I’ve known this family for 16 years and it has been a sporadic, distant, and sometimes hurtful relationship between the various family members and myself.  But, in all that time, this man never really participated in the family drama.  He was a quiet, solemn, and conservative man of faith.  If he disapproved or disagreed with you, he didn’t ridicule, belittle, or diminish you in any way.  He was the center and the calm in the midst of the storm.

We never really got to know each other at all.  My piece of that is because I was so busy struggling with my own issues and trying to protect myself from perceived rejection, I didn’t make the effort and assumed he didn’t care to.  However, since he was the grandfather of my youngest child, I recently made the effort to make sure she spent some time with him and her grandmother.  I’m so very glad I did.  The love that he displayed for her whenever she was around was immediate and genuine.  The smile that would light up his face and the laughter that would rumble out and fill the air were wonderful and warming.  Due to another recent death in the family, we actually got to spend some time in his company the day before his stroke, this past weekend.  It’s comforting to know that she made him smile some more just before he left us.

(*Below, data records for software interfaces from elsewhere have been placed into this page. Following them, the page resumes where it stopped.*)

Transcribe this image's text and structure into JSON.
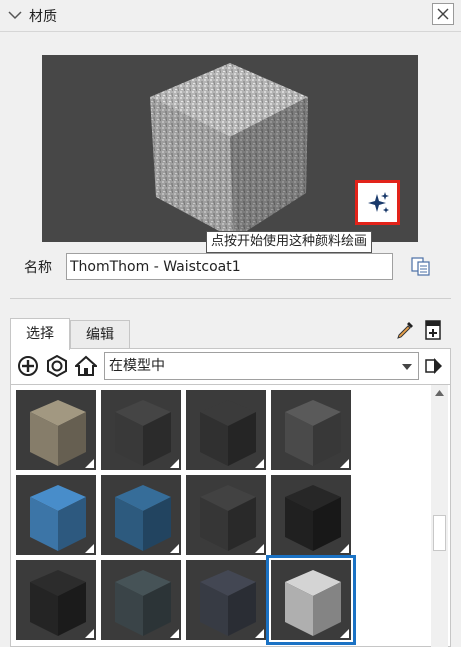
{
  "panel": {
    "title": "材质",
    "close_icon": "close-icon",
    "collapse_icon": "chevron-down-icon"
  },
  "preview": {
    "paint_button_icon": "sparkle-icon",
    "tooltip": "点按开始使用这种颜料绘画"
  },
  "name_field": {
    "label": "名称",
    "value": "ThomThom - Waistcoat1",
    "duplicate_icon": "duplicate-icon"
  },
  "tabs": [
    {
      "label": "选择",
      "active": true
    },
    {
      "label": "编辑",
      "active": false
    }
  ],
  "toolbar": {
    "create_icon": "add-material-icon",
    "sample_icon": "eyedropper-icon",
    "collection": "在模型中",
    "nav_icons": [
      "create-circle-icon",
      "model-materials-icon",
      "home-icon"
    ],
    "details_icon": "details-arrow-icon"
  },
  "swatches": [
    {
      "name": "beige",
      "color": "#8d8470",
      "selected": false
    },
    {
      "name": "dark-1",
      "color": "#3c3c3c",
      "selected": false
    },
    {
      "name": "dark-2",
      "color": "#333333",
      "selected": false
    },
    {
      "name": "gray-1",
      "color": "#4e4e4e",
      "selected": false
    },
    {
      "name": "blue-1",
      "color": "#3f7bb0",
      "selected": false
    },
    {
      "name": "blue-2",
      "color": "#2f5f85",
      "selected": false
    },
    {
      "name": "dark-3",
      "color": "#393939",
      "selected": false
    },
    {
      "name": "black-1",
      "color": "#222222",
      "selected": false
    },
    {
      "name": "black-2",
      "color": "#262626",
      "selected": false
    },
    {
      "name": "teal-gray",
      "color": "#3d484c",
      "selected": false
    },
    {
      "name": "slate",
      "color": "#3a3e48",
      "selected": false
    },
    {
      "name": "waistcoat",
      "color": "#b8b8b8",
      "selected": true
    }
  ],
  "colors": {
    "selection": "#1b72c4",
    "highlight": "#e2231a",
    "preview_bg": "#474747"
  }
}
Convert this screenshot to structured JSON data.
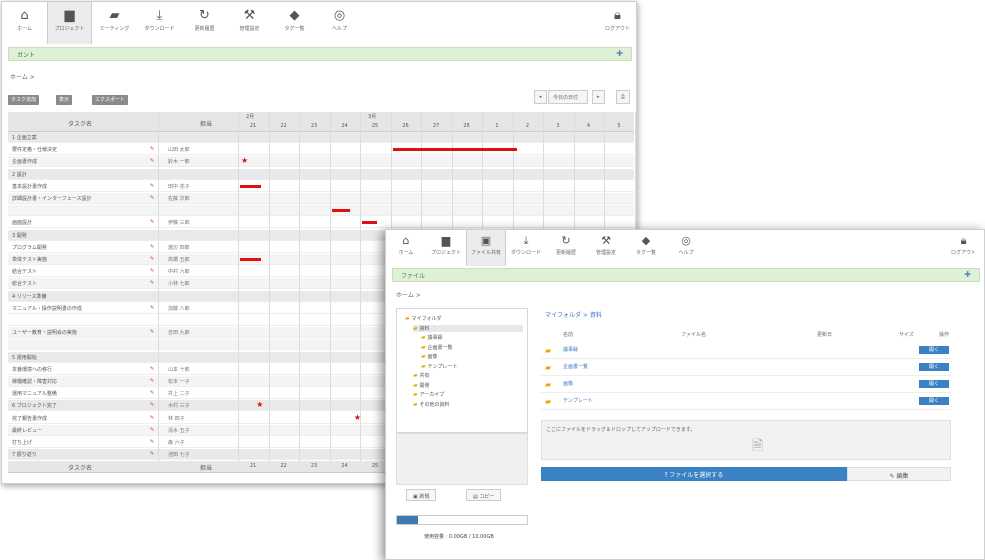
{
  "win1": {
    "toolbar": [
      {
        "icon": "home-icon",
        "glyph": "⌂",
        "label": "ホーム"
      },
      {
        "icon": "folder-icon",
        "glyph": "▆",
        "label": "プロジェクト"
      },
      {
        "icon": "meeting-icon",
        "glyph": "▰",
        "label": "ミーティング"
      },
      {
        "icon": "download-icon",
        "glyph": "⤓",
        "label": "ダウンロード"
      },
      {
        "icon": "refresh-icon",
        "glyph": "↻",
        "label": "更新履歴"
      },
      {
        "icon": "wrench-icon",
        "glyph": "⚒",
        "label": "管理設定"
      },
      {
        "icon": "tag-icon",
        "glyph": "◆",
        "label": "タグ一覧"
      },
      {
        "icon": "help-icon",
        "glyph": "◎",
        "label": "ヘルプ"
      }
    ],
    "logout_label": "ログアウト",
    "banner_text": "ガント",
    "breadcrumb": "ホーム >",
    "buttons": [
      "タスク追加",
      "表示",
      "エクスポート"
    ],
    "nav_label": "今日の日付",
    "table_header": {
      "task": "タスク名",
      "person": "担当",
      "month1": "2月",
      "month2": "3月"
    },
    "days": [
      "21",
      "22",
      "23",
      "24",
      "25",
      "26",
      "27",
      "28",
      "1",
      "2",
      "3",
      "4",
      "5",
      "6",
      "7"
    ],
    "footer_days": [
      "21",
      "22",
      "23",
      "24",
      "25"
    ],
    "rows": [
      {
        "name": "1 企画立案",
        "num": "",
        "person": "",
        "type": "sec"
      },
      {
        "name": "要件定義・仕様決定",
        "num": "",
        "person": "山田 太郎",
        "type": "row"
      },
      {
        "name": "企画書作成",
        "num": "",
        "person": "鈴木 一郎",
        "type": "alt"
      },
      {
        "name": "2 設計",
        "num": "",
        "person": "",
        "type": "sec"
      },
      {
        "name": "基本設計書作成",
        "num": "",
        "person": "田中 花子",
        "type": "row"
      },
      {
        "name": "詳細設計書・インターフェース設計",
        "num": "",
        "person": "佐藤 次郎",
        "type": "alt"
      },
      {
        "name": "",
        "num": "",
        "person": "",
        "type": "alt"
      },
      {
        "name": "画面設計",
        "num": "",
        "person": "伊藤 三郎",
        "type": "row"
      },
      {
        "name": "3 開発",
        "num": "",
        "person": "",
        "type": "sec"
      },
      {
        "name": "プログラム開発",
        "num": "",
        "person": "渡辺 四郎",
        "type": "row"
      },
      {
        "name": "単体テスト実施",
        "num": "",
        "person": "高橋 五郎",
        "type": "alt"
      },
      {
        "name": "結合テスト",
        "num": "",
        "person": "中村 六郎",
        "type": "row"
      },
      {
        "name": "総合テスト",
        "num": "",
        "person": "小林 七郎",
        "type": "alt"
      },
      {
        "name": "4 リリース準備",
        "num": "",
        "person": "",
        "type": "sec"
      },
      {
        "name": "マニュアル・操作説明書の作成",
        "num": "",
        "person": "加藤 八郎",
        "type": "row"
      },
      {
        "name": "",
        "num": "",
        "person": "",
        "type": "row"
      },
      {
        "name": "ユーザー教育・説明会の実施",
        "num": "",
        "person": "吉田 九郎",
        "type": "alt"
      },
      {
        "name": "",
        "num": "",
        "person": "",
        "type": "alt"
      },
      {
        "name": "5 運用開始",
        "num": "",
        "person": "",
        "type": "sec"
      },
      {
        "name": "本番環境への移行",
        "num": "",
        "person": "山本 十郎",
        "type": "row"
      },
      {
        "name": "稼働確認・障害対応",
        "num": "",
        "person": "松本 一子",
        "type": "alt"
      },
      {
        "name": "運用マニュアル整備",
        "num": "",
        "person": "井上 二子",
        "type": "row"
      },
      {
        "name": "6 プロジェクト完了",
        "num": "",
        "person": "木村 三子",
        "type": "sec"
      },
      {
        "name": "完了報告書作成",
        "num": "",
        "person": "林 四子",
        "type": "row"
      },
      {
        "name": "最終レビュー",
        "num": "",
        "person": "清水 五子",
        "type": "alt"
      },
      {
        "name": "打ち上げ",
        "num": "",
        "person": "森 六子",
        "type": "row"
      },
      {
        "name": "7 振り返り",
        "num": "",
        "person": "池田 七子",
        "type": "sec"
      }
    ],
    "footer": {
      "task": "タスク名",
      "person": "担当"
    }
  },
  "win2": {
    "toolbar": [
      {
        "icon": "home-icon",
        "glyph": "⌂",
        "label": "ホーム"
      },
      {
        "icon": "project-icon",
        "glyph": "▆",
        "label": "プロジェクト"
      },
      {
        "icon": "file-share-icon",
        "glyph": "▣",
        "label": "ファイル共有"
      },
      {
        "icon": "download-icon",
        "glyph": "⤓",
        "label": "ダウンロード"
      },
      {
        "icon": "refresh-icon",
        "glyph": "↻",
        "label": "更新履歴"
      },
      {
        "icon": "wrench-icon",
        "glyph": "⚒",
        "label": "管理設定"
      },
      {
        "icon": "tag-icon",
        "glyph": "◆",
        "label": "タグ一覧"
      },
      {
        "icon": "help-icon",
        "glyph": "◎",
        "label": "ヘルプ"
      }
    ],
    "logout_label": "ログアウト",
    "banner_text": "ファイル",
    "breadcrumb": "ホーム >",
    "tree": [
      {
        "label": "マイフォルダ",
        "level": 0
      },
      {
        "label": "資料",
        "level": 1
      },
      {
        "label": "議事録",
        "level": 2
      },
      {
        "label": "企画書一覧",
        "level": 2
      },
      {
        "label": "画像",
        "level": 2
      },
      {
        "label": "テンプレート",
        "level": 2
      },
      {
        "label": "共有",
        "level": 1
      },
      {
        "label": "開発",
        "level": 1
      },
      {
        "label": "アーカイブ",
        "level": 1
      },
      {
        "label": "その他の資料",
        "level": 1
      }
    ],
    "new_folder": "新規",
    "copy": "コピー",
    "quota_fraction": 0.16,
    "quota_text": "使用容量 : 0.00GB / 10.00GB",
    "path": "マイフォルダ > 資料",
    "headers": {
      "name": "名前",
      "filename": "ファイル名",
      "date": "更新日",
      "size": "サイズ",
      "action": "操作"
    },
    "files": [
      {
        "name": "議事録",
        "action": "開く"
      },
      {
        "name": "企画書一覧",
        "action": "開く"
      },
      {
        "name": "画像",
        "action": "開く"
      },
      {
        "name": "テンプレート",
        "action": "開く"
      }
    ],
    "drop_text": "ここにファイルをドラッグ＆ドロップしてアップロードできます。",
    "upload_label": "ファイルを選択する",
    "edit_label": "編集"
  }
}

I had an opportunity to visit him in the ICU.  It was just the two of us.  I could see that the essence of who he was had moved out of the physical body.  As I stood there, my hand holding and touching his, I was overcome with sadness and grief because I hadn’t taken the time or made the effort to truly get to know this man and because my daughter didn’t have enough time to be with her grandpa, as well as the knowledge that the man I love was suffering such a great loss.  A few hours before he fully passed, I was made aware that he had carried a picture in his wallet of my two oldest children from the first year I was in relationship with his son.

That revelation comforted me and helped me to understand that, even though we always felt separated from the family, in his mind we were part of it.  I realized how much time and opportunity I have wasted because of my fears, misconceptions, and false beliefs.  I’m now facing the fact that I’ve been as guilty of judging the members of his family and rejecting them, as I have felt judged and rejected by them.

Sadly, this loss is what it has taken to wake me up, grow me up, and move me into willingness to step out of my comfort zone to be more interactive with the family as a whole.  Gladly, the family is coming together and connections are being made, that will hopefully grow beyond this period of grief and loss.  I’m looking forward to forming and facilitating attachments to family for myself and my daughter in ways not experienced by me and other members from my side of the family before.  I’m grateful for this legacy given to me by the passing of this good man.